My mom has no pain when getting up, but she is more hyper and anxious now. This seems like a lot of different type of pain medications to me. The hospice nurse manages the pain meds but I wanted to get a second opinion. She is 4’10’, maybe 100lbs. I do not know the actually doses, but seroquel is a low dose.
I have a meeting with the hospice doctor on Monday so I wanted to be educated on different options. They are quick to diagnose her with dementia . Her pain from her fractures started 6/23, and they started methadone July 8th. Her confusion started 6/24. neg for UTI, neg for low na. I am hoping her confusion will resolve now that she is healing and the pain has decreased. I just hope all the interacting medicines do not prolong her slight confusion. Her anxiety and hyper energy also adds to her personality making her appear more unbalanced.
The methadone could be causing the confusion. It is a great drug for this type of back pain, because it’s better for shooting / burning pain than other opiates such as fentanyl and morphine. If she remains on methadone, I’d ask them to lower the dose and perhaps adjust the fentanyl downward. Prednisone could be very beneficial, but it could also raise her blood pressure, increase bleeding risk, and if she has diabetes, can raise the sugar levels.

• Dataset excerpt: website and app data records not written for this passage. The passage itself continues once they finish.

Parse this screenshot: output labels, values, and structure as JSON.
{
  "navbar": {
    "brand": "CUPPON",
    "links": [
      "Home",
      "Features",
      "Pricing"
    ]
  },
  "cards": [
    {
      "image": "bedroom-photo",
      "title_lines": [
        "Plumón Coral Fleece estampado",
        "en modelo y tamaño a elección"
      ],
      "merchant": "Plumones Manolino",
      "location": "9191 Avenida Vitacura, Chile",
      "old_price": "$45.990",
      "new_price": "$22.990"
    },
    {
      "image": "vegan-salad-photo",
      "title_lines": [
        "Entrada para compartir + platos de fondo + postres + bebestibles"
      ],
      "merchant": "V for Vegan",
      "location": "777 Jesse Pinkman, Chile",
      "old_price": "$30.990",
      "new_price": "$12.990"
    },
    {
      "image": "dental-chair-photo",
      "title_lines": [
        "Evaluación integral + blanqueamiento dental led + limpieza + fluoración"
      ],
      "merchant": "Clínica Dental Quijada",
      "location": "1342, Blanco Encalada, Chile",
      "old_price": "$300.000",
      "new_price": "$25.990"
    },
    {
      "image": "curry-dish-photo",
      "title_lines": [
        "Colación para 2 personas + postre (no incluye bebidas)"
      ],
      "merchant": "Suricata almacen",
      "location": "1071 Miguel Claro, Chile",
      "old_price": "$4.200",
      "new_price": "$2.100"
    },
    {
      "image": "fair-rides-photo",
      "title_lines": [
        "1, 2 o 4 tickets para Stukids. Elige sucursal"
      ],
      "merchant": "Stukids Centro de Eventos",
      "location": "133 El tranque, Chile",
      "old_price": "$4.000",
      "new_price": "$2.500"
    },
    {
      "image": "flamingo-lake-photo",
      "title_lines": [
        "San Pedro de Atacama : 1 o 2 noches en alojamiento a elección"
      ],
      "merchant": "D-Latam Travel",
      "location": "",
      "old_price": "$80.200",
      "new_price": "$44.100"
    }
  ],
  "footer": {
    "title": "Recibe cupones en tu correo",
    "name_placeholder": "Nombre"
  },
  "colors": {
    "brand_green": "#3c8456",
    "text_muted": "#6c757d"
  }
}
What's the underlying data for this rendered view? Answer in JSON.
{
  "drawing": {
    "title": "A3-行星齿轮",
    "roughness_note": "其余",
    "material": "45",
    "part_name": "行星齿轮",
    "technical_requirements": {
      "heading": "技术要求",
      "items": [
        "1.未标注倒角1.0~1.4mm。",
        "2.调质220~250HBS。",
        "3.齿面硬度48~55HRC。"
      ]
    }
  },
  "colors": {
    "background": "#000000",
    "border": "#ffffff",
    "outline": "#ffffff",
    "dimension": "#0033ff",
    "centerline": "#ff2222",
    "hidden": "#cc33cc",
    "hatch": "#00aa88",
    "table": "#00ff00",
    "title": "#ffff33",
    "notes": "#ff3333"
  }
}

But, she is in hospice, so if we’re dealing with comfort care only, prednisone could be a very reasonable choice.